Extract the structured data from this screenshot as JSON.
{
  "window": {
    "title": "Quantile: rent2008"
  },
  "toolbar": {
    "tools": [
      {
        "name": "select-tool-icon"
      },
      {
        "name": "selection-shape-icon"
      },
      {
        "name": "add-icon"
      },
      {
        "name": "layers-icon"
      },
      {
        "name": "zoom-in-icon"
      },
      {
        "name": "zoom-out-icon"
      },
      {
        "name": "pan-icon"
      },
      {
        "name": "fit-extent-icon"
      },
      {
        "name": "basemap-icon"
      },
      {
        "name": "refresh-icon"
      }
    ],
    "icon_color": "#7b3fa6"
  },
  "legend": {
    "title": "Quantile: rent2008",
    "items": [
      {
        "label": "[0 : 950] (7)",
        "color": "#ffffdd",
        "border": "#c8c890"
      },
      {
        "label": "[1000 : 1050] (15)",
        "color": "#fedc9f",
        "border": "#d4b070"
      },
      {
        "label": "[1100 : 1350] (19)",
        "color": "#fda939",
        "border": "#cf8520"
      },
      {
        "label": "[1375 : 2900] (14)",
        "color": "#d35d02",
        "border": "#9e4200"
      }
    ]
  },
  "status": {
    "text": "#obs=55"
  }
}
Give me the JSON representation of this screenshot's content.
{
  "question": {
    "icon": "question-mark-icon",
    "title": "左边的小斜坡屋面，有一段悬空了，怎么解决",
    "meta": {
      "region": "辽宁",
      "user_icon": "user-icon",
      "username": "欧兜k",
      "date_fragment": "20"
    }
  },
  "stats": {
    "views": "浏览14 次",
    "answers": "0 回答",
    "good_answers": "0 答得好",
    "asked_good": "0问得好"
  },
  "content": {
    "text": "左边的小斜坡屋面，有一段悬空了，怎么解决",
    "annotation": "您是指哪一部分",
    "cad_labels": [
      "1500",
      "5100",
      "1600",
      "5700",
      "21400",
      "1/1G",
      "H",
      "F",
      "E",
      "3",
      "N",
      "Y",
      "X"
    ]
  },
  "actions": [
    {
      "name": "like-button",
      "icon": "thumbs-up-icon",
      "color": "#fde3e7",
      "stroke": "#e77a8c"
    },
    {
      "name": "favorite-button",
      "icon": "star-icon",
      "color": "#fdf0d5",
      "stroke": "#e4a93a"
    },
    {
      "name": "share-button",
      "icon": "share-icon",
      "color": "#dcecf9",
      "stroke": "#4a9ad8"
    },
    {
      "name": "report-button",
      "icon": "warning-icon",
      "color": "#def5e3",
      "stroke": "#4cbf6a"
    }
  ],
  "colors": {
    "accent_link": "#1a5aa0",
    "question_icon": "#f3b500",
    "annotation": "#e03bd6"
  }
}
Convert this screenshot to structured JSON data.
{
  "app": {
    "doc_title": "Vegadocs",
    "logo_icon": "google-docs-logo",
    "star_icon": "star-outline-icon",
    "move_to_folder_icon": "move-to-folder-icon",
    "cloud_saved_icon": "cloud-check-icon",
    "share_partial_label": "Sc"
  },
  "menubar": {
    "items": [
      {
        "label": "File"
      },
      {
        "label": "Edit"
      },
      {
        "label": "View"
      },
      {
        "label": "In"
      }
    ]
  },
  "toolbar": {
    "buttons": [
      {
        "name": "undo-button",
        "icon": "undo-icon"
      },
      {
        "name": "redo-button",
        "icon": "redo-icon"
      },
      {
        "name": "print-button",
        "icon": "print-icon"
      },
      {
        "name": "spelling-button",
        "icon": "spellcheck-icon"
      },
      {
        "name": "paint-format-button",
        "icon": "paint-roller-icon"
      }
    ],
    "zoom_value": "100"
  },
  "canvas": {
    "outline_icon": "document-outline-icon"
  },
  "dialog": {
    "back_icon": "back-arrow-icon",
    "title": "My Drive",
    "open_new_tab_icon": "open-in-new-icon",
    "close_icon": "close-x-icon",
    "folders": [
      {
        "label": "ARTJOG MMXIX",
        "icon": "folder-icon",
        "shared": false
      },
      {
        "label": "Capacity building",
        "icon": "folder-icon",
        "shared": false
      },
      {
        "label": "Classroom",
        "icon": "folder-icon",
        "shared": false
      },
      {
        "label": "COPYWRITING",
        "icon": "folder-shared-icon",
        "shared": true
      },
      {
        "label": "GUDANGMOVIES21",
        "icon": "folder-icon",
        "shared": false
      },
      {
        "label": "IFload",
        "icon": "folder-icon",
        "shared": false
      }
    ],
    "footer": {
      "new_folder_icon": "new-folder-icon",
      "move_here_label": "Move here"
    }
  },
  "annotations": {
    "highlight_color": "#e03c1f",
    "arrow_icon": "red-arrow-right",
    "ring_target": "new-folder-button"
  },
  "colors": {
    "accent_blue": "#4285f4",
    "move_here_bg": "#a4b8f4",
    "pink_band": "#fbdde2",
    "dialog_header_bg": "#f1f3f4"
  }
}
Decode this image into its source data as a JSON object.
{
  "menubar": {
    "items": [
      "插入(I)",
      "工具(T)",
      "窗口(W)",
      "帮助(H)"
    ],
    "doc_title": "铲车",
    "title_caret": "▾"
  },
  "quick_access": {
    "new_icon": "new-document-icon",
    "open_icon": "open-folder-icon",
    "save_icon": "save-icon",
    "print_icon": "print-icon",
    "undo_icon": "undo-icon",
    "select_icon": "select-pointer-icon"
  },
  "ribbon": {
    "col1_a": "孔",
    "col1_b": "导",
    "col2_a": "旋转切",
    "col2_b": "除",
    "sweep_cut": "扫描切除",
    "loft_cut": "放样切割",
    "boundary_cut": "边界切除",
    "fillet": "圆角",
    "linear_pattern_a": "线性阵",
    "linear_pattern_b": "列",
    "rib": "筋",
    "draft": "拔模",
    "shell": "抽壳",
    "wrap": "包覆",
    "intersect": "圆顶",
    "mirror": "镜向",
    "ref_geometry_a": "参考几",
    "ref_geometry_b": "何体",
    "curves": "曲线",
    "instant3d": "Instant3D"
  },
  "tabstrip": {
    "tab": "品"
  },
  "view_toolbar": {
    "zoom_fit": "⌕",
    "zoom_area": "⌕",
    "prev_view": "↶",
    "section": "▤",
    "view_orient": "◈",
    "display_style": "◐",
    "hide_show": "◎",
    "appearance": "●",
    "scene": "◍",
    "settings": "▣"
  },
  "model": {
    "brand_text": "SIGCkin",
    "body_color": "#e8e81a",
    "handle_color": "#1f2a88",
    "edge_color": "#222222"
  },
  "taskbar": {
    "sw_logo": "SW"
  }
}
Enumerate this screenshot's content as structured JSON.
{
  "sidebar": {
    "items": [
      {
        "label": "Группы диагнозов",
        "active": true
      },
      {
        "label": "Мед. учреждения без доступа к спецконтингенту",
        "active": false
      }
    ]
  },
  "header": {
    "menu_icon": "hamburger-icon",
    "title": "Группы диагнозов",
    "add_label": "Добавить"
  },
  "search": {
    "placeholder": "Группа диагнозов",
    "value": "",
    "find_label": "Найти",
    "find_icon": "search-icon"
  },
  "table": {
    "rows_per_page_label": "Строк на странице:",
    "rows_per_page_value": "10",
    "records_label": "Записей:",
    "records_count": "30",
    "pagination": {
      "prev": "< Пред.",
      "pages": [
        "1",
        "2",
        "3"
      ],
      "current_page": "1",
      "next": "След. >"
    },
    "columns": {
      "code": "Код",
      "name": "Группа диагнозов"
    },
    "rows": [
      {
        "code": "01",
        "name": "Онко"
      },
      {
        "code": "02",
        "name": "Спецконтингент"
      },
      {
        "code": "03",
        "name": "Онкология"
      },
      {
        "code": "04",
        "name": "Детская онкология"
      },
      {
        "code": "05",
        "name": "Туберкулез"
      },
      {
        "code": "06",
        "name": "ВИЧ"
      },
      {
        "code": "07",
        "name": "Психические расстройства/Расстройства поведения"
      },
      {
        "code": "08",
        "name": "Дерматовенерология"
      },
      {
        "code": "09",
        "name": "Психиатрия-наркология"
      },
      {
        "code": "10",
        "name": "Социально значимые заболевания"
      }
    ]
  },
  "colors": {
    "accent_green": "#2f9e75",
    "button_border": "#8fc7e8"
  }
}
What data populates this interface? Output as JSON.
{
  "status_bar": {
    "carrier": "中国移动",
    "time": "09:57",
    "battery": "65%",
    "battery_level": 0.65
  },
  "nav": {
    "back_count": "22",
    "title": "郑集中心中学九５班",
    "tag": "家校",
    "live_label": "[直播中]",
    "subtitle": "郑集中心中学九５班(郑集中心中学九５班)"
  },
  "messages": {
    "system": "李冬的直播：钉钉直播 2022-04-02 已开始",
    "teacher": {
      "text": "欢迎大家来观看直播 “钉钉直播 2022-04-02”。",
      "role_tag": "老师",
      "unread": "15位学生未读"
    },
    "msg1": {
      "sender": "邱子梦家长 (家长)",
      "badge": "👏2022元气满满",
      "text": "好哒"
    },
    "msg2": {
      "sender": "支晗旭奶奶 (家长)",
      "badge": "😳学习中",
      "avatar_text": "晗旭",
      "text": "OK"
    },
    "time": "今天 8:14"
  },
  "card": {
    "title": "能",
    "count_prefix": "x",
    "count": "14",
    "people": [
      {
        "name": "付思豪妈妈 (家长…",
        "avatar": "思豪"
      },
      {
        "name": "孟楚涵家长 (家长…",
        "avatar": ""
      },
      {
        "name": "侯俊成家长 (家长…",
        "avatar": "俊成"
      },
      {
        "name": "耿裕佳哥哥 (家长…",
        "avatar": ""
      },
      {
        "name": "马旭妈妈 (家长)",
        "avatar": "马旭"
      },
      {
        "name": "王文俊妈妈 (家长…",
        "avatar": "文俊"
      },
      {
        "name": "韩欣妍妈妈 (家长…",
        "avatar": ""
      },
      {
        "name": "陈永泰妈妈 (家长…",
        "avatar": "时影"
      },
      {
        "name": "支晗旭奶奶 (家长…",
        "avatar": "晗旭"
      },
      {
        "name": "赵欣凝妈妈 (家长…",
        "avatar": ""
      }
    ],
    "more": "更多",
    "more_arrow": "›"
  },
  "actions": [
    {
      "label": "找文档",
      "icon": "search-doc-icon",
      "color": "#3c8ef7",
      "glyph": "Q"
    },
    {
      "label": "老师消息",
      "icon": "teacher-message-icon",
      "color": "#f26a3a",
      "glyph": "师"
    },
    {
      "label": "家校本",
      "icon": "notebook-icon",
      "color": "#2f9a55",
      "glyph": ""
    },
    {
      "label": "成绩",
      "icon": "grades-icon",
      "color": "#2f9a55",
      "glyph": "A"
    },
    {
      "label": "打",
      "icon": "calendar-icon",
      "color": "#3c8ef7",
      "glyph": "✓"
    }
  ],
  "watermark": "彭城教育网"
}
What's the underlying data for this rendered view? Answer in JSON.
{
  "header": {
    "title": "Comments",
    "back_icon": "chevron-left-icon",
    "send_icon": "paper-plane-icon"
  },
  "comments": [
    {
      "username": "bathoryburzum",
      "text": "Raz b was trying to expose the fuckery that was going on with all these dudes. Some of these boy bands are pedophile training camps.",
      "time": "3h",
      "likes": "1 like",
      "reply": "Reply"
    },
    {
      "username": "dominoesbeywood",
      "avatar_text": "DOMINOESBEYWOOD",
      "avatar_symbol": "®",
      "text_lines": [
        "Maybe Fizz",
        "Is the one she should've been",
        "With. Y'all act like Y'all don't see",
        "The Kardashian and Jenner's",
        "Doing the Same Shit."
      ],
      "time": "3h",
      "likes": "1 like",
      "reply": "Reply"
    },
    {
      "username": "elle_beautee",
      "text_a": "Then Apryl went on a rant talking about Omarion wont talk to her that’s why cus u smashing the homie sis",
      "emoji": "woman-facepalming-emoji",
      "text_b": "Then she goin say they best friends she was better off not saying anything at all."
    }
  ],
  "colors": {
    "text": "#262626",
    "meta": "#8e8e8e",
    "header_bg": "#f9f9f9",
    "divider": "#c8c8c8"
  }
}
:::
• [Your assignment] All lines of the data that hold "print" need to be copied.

• [Written solution]
        "name": "print-button",
        "icon": "print-icon"
    "print_icon": "print-icon",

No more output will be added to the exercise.